◆ **WHAT THIS TASK INVOLVES**:
Read through the records below and copy each line that uses the word "methods".

BEGIN LISTED RECORDS

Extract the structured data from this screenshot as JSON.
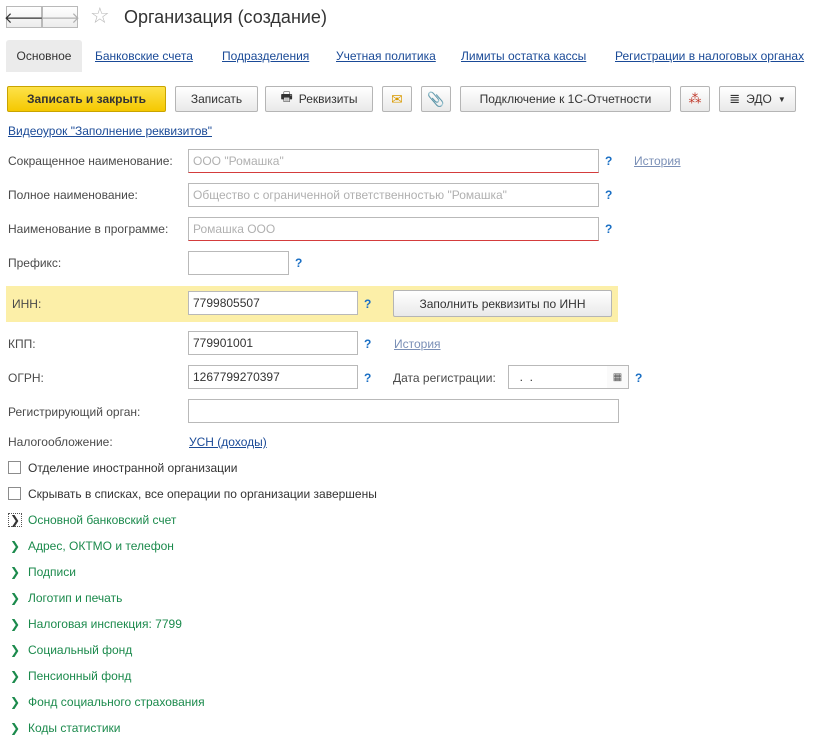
{
  "header": {
    "title": "Организация (создание)",
    "back_glyph": "🡐",
    "forward_glyph": "🡒",
    "star_glyph": "☆"
  },
  "tabs": [
    {
      "label": "Основное"
    },
    {
      "label": "Банковские счета"
    },
    {
      "label": "Подразделения"
    },
    {
      "label": "Учетная политика"
    },
    {
      "label": "Лимиты остатка кассы"
    },
    {
      "label": "Регистрации в налоговых органах"
    }
  ],
  "toolbar": {
    "save_close": "Записать и закрыть",
    "save": "Записать",
    "details": "Реквизиты",
    "connect": "Подключение к 1С-Отчетности",
    "edo": "ЭДО"
  },
  "video_link": "Видеоурок \"Заполнение реквизитов\"",
  "form": {
    "short_name": {
      "label": "Сокращенное наименование:",
      "placeholder": "ООО \"Ромашка\"",
      "value": ""
    },
    "full_name": {
      "label": "Полное наименование:",
      "placeholder": "Общество с ограниченной ответственностью \"Ромашка\"",
      "value": ""
    },
    "program_name": {
      "label": "Наименование в программе:",
      "placeholder": "Ромашка ООО",
      "value": ""
    },
    "prefix": {
      "label": "Префикс:",
      "value": ""
    },
    "inn": {
      "label": "ИНН:",
      "value": "7799805507"
    },
    "kpp": {
      "label": "КПП:",
      "value": "779901001"
    },
    "ogrn": {
      "label": "ОГРН:",
      "value": "1267799270397"
    },
    "reg_date": {
      "label": "Дата регистрации:",
      "value": "  .  ."
    },
    "reg_authority": {
      "label": "Регистрирующий орган:",
      "value": ""
    },
    "taxation": {
      "label": "Налогообложение:",
      "value": "УСН (доходы)"
    },
    "fill_by_inn": "Заполнить реквизиты по ИНН",
    "history": "История",
    "help": "?"
  },
  "checkboxes": [
    {
      "label": "Отделение иностранной организации",
      "checked": false
    },
    {
      "label": "Скрывать в списках, все операции по организации завершены",
      "checked": false
    }
  ],
  "groups": [
    {
      "label": "Основной банковский счет"
    },
    {
      "label": "Адрес, ОКТМО и телефон"
    },
    {
      "label": "Подписи"
    },
    {
      "label": "Логотип и печать"
    },
    {
      "label": "Налоговая инспекция: 7799"
    },
    {
      "label": "Социальный фонд"
    },
    {
      "label": "Пенсионный фонд"
    },
    {
      "label": "Фонд социального страхования"
    },
    {
      "label": "Коды статистики"
    }
  ],
  "colors": {
    "primary_button": "#f5c800",
    "link": "#1a4a97",
    "group_green": "#1b8a4c",
    "inn_highlight": "#fcefa8"
  }
}
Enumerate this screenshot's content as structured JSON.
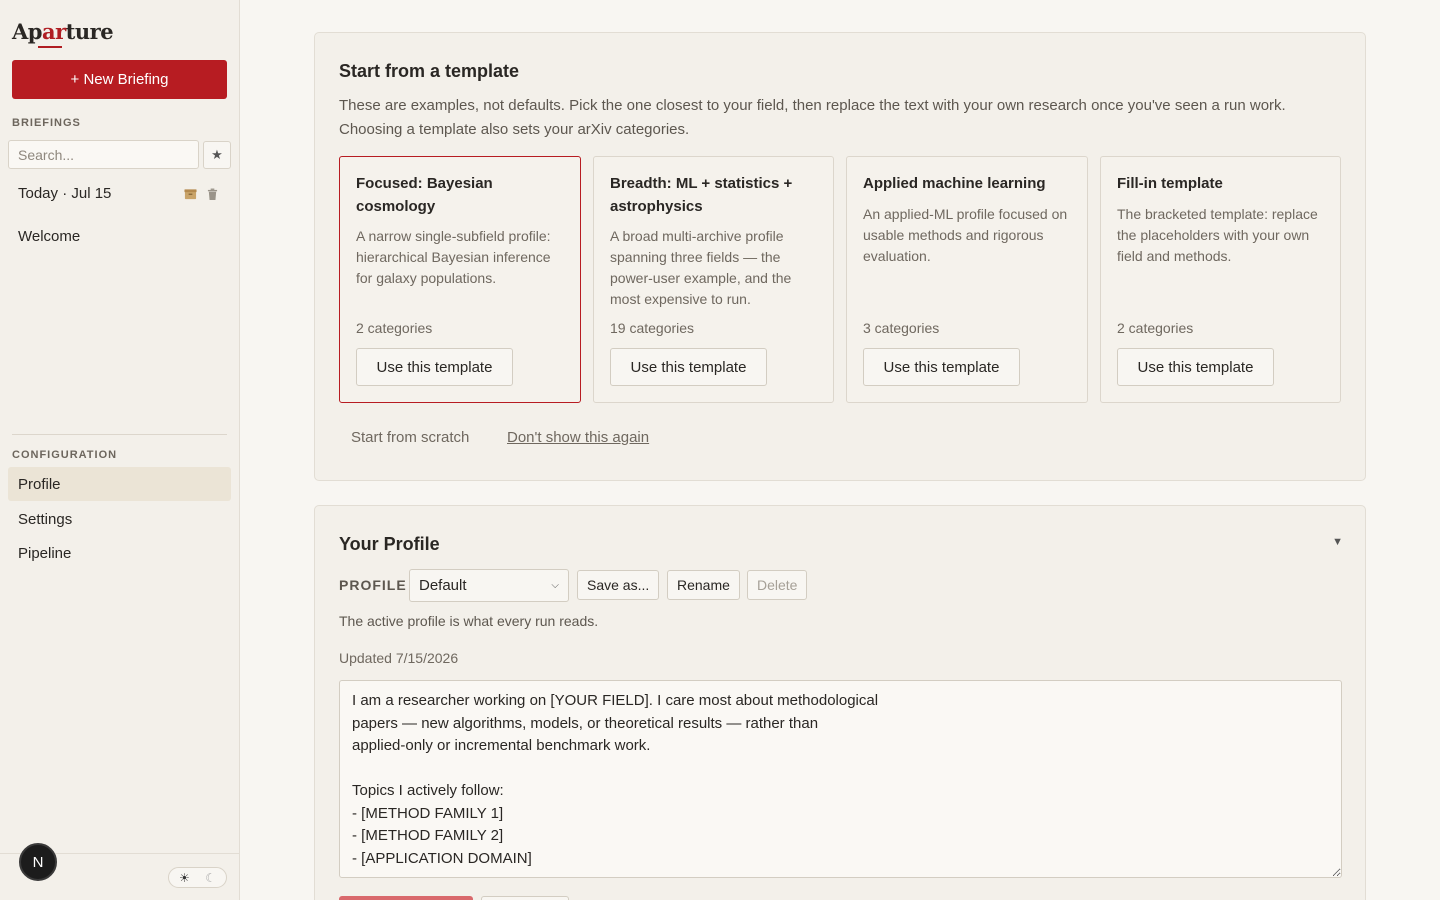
{
  "app": {
    "logo_prefix": "Ap",
    "logo_mid": "ar",
    "logo_suffix": "ture",
    "accent_color": "#b71c22"
  },
  "sidebar": {
    "new_briefing_label": "+ New Briefing",
    "briefings_section": "BRIEFINGS",
    "search_placeholder": "Search...",
    "star_icon": "★",
    "briefings": [
      {
        "label": "Today · Jul 15",
        "icons": [
          "archive-icon",
          "trash-icon"
        ]
      }
    ],
    "welcome_label": "Welcome",
    "configuration_section": "CONFIGURATION",
    "nav": [
      {
        "label": "Profile",
        "active": true
      },
      {
        "label": "Settings",
        "active": false
      },
      {
        "label": "Pipeline",
        "active": false
      }
    ],
    "avatar_initial": "N",
    "theme_sun": "☀",
    "theme_moon": "☾"
  },
  "templates_card": {
    "title": "Start from a template",
    "description": "These are examples, not defaults. Pick the one closest to your field, then replace the text with your own research once you've seen a run work. Choosing a template also sets your arXiv categories.",
    "templates": [
      {
        "name": "Focused: Bayesian cosmology",
        "description": "A narrow single-subfield profile: hierarchical Bayesian inference for galaxy populations.",
        "categories": "2 categories",
        "button": "Use this template",
        "selected": true
      },
      {
        "name": "Breadth: ML + statistics + astrophysics",
        "description": "A broad multi-archive profile spanning three fields — the power-user example, and the most expensive to run.",
        "categories": "19 categories",
        "button": "Use this template",
        "selected": false
      },
      {
        "name": "Applied machine learning",
        "description": "An applied-ML profile focused on usable methods and rigorous evaluation.",
        "categories": "3 categories",
        "button": "Use this template",
        "selected": false
      },
      {
        "name": "Fill-in template",
        "description": "The bracketed template: replace the placeholders with your own field and methods.",
        "categories": "2 categories",
        "button": "Use this template",
        "selected": false
      }
    ],
    "start_from_scratch": "Start from scratch",
    "dont_show_again": "Don't show this again"
  },
  "profile_card": {
    "title": "Your Profile",
    "collapse_icon": "▼",
    "profile_label": "PROFILE",
    "selected_profile": "Default",
    "chevron": "⌄",
    "save_as": "Save as...",
    "rename": "Rename",
    "delete": "Delete",
    "active_note": "The active profile is what every run reads.",
    "updated": "Updated 7/15/2026",
    "profile_text": "I am a researcher working on [YOUR FIELD]. I care most about methodological\npapers — new algorithms, models, or theoretical results — rather than\napplied-only or incremental benchmark work.\n\nTopics I actively follow:\n- [METHOD FAMILY 1]\n- [METHOD FAMILY 2]\n- [APPLICATION DOMAIN]"
  }
}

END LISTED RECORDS

◆ **WRITTEN ANSWER**:
        "description": "An applied-ML profile focused on usable methods and rigorous evaluation.",
        "description": "The bracketed template: replace the placeholders with your own field and methods.",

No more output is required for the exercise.